Child labor laws in the United States address issues related to the employment and welfare of minors and children in the workforce. It is the employment of children in any work that deprives them of their childhood, interferes with their ability to attend regular school, and that is mentally, physically, socially or morally dangerous and harmful. This practice is considered exploitative by many international organizations. The most sweeping federal law that restricts the employment and abuse of child workers is the Fair Labor Standards Act (FLSA). Child labor provisions under FLSA are designed to protect the educational opportunities of youth and prohibit their employment in jobs that are detrimental to their health and safety. FLSA restricts the hours that youth less than 16 years of age can work and lists hazardous occupations too dangerous for young workers to perform.
The main law regulating child labor in the United States is the Fair Labor Standards Act. For non-agricultural jobs, children fewer than 14 may not be employed, children between 14 and 16 may be employed in allowed occupations during limited hours, and children between 16 and 18 may be employed for unlimited hours in non-hazardous occupations. A number of exceptions to these rules exist, such as for employment by parents, newspaper delivery, and child actors. The regulations for agricultural employment are generally less strict, allowing children to work an unlimited number of hours on a farm and allowing them to do so during school hours if a parent or guardian works that same farm.

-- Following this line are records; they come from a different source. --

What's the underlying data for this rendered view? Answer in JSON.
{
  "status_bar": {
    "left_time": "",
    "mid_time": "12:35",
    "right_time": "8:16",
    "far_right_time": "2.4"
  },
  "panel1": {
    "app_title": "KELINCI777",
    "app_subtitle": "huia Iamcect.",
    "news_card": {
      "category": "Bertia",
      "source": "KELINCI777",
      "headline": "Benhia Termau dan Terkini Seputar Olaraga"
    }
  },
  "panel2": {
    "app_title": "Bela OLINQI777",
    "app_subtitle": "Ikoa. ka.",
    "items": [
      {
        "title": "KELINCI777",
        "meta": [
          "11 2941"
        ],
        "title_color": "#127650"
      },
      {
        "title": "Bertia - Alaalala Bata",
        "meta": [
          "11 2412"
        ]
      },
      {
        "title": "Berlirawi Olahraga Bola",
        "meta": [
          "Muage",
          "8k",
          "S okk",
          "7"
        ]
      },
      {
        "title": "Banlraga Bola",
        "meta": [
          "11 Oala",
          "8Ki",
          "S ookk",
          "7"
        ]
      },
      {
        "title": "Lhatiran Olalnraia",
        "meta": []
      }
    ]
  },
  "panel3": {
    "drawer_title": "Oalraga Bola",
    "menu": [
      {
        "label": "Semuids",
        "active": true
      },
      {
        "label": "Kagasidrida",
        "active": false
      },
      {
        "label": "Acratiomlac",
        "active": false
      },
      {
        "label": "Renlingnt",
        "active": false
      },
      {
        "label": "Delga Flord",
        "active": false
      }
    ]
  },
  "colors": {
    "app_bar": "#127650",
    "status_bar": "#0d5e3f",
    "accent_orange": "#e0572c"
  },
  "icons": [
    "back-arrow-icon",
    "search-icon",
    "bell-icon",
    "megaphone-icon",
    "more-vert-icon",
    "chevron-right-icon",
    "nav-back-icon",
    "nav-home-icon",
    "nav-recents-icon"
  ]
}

States have varying laws covering youth employment. Each state has minimum requirements such as, earliest age a child may begin working, number of hours a child is allowed to be working during the day, number of hours a child is allowed to be worked during the week. The United States Department of Labor lists the minimum requirements for agricultural work in each state. Where state law differs from federal law on child labor, the law with the more rigorous standard applies.